• **TASK**
Find how many lines of the records below contain the word "content" and write that number by itself.

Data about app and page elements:

= = =

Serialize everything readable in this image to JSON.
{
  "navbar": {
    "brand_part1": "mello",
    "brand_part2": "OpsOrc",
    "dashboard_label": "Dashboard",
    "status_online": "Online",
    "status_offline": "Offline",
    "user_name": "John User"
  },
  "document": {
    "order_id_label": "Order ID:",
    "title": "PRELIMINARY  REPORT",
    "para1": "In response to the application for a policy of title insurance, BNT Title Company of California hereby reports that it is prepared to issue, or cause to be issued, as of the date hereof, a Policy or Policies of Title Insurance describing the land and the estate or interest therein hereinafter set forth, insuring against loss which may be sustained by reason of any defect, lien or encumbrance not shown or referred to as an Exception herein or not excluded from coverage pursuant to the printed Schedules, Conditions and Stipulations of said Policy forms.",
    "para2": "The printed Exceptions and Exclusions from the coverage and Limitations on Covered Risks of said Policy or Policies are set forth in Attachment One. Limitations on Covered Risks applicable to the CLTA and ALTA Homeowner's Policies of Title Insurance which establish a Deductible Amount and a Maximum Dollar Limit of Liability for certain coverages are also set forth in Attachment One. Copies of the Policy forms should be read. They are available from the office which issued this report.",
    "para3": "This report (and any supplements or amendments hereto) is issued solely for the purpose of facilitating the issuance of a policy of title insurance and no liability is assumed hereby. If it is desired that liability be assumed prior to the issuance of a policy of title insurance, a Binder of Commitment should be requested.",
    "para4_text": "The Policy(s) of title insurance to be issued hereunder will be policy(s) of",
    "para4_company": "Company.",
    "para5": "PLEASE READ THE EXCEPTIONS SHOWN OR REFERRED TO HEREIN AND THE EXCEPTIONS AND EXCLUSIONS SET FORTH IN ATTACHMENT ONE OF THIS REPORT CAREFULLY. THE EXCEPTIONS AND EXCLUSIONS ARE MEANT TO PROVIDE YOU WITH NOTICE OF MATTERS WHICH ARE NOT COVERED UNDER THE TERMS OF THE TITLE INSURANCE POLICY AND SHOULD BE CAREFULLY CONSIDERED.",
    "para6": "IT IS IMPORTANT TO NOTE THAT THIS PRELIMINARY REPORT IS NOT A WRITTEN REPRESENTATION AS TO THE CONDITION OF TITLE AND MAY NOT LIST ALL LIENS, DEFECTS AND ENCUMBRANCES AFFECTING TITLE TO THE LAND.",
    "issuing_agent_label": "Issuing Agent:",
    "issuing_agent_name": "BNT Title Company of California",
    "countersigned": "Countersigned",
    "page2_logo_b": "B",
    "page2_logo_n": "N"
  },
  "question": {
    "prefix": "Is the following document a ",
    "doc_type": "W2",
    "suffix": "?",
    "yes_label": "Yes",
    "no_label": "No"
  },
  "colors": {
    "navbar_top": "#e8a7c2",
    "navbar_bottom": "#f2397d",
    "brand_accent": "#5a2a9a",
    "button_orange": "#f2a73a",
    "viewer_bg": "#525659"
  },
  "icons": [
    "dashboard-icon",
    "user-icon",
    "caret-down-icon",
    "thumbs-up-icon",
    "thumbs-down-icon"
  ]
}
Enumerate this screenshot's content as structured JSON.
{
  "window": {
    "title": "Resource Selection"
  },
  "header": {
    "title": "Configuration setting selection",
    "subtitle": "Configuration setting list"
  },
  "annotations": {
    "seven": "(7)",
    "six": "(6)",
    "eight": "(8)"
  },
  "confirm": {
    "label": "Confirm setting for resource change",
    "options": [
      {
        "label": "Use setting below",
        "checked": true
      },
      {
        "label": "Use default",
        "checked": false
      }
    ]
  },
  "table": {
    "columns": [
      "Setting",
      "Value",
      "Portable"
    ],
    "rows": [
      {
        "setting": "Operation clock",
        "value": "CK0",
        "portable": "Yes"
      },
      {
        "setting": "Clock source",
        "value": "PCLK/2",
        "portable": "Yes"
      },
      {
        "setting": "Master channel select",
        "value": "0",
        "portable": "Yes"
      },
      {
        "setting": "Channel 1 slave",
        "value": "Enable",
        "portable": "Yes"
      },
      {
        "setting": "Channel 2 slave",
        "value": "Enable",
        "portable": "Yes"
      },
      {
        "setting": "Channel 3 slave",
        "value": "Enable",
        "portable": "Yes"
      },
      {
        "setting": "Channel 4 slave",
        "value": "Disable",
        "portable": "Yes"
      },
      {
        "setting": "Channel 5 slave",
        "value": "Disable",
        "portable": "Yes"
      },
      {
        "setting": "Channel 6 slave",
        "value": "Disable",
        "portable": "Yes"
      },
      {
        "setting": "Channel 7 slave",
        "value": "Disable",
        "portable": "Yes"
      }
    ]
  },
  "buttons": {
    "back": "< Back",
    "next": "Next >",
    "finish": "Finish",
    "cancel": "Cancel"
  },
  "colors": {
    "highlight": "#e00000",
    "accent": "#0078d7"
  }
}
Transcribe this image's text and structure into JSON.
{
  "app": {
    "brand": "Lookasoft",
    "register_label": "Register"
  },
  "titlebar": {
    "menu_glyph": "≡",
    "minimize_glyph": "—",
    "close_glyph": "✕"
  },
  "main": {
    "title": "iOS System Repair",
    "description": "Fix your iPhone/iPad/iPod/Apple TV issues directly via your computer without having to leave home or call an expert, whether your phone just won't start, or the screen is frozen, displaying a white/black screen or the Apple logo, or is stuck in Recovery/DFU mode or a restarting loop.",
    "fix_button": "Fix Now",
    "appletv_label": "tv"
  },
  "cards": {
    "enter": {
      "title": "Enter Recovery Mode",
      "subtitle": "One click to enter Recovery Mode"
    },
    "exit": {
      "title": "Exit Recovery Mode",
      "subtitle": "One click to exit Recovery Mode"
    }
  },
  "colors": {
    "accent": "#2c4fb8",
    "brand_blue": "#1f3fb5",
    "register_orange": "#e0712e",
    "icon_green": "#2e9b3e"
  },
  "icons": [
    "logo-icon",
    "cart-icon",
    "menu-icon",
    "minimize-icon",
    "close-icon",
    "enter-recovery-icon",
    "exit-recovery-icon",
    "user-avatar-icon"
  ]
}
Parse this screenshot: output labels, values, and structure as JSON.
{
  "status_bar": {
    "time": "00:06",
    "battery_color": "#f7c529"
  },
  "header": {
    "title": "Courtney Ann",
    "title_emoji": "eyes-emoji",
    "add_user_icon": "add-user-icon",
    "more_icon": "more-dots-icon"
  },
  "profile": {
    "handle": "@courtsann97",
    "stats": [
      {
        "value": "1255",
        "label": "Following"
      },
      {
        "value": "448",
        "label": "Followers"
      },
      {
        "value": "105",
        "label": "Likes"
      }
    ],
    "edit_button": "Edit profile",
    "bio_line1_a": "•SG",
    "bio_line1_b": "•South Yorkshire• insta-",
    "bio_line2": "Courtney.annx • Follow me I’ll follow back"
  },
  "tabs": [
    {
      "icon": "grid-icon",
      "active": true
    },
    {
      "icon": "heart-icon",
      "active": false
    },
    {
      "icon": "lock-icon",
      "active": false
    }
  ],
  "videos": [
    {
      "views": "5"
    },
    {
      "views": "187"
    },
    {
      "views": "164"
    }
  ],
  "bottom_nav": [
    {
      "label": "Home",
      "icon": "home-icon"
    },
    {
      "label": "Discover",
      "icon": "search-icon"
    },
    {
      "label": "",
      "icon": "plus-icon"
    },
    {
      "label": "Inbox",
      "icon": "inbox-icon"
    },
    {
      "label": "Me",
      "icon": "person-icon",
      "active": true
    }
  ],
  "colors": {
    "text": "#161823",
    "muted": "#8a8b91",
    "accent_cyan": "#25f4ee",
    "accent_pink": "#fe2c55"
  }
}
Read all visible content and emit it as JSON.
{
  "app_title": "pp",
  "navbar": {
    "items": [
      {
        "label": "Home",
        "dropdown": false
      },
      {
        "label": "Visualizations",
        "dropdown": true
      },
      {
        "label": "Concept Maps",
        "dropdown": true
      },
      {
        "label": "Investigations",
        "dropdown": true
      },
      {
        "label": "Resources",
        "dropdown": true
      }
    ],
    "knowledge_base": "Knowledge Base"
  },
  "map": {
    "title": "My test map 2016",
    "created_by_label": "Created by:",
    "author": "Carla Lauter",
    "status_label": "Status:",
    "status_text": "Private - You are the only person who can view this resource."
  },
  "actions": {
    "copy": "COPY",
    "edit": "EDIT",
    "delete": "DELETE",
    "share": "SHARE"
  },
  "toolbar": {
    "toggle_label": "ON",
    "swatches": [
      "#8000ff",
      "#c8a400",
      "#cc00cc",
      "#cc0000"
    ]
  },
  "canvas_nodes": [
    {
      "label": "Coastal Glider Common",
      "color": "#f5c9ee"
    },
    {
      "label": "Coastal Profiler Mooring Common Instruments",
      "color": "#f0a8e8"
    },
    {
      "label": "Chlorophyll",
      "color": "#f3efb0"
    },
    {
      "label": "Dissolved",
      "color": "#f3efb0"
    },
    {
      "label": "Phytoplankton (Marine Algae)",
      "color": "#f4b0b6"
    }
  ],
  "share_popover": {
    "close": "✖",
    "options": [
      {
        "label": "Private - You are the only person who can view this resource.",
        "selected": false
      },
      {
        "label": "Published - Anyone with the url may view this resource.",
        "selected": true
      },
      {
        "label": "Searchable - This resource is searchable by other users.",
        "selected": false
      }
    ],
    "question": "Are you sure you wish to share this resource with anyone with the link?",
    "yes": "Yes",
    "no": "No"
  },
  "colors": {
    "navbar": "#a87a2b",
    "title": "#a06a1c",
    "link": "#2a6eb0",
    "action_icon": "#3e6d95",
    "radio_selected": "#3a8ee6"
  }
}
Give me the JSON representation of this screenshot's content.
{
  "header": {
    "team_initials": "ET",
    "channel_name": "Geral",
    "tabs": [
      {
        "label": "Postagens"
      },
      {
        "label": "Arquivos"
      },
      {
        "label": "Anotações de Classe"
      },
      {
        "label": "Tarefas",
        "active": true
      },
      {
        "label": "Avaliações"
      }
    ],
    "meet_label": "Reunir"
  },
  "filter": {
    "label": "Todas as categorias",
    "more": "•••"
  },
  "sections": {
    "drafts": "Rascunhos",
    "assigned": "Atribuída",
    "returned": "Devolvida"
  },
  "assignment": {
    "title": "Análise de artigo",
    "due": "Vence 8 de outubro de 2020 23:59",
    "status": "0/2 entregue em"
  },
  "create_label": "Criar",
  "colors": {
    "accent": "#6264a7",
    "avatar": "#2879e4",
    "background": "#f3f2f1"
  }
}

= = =

• **RESULT OF THE TASK**
3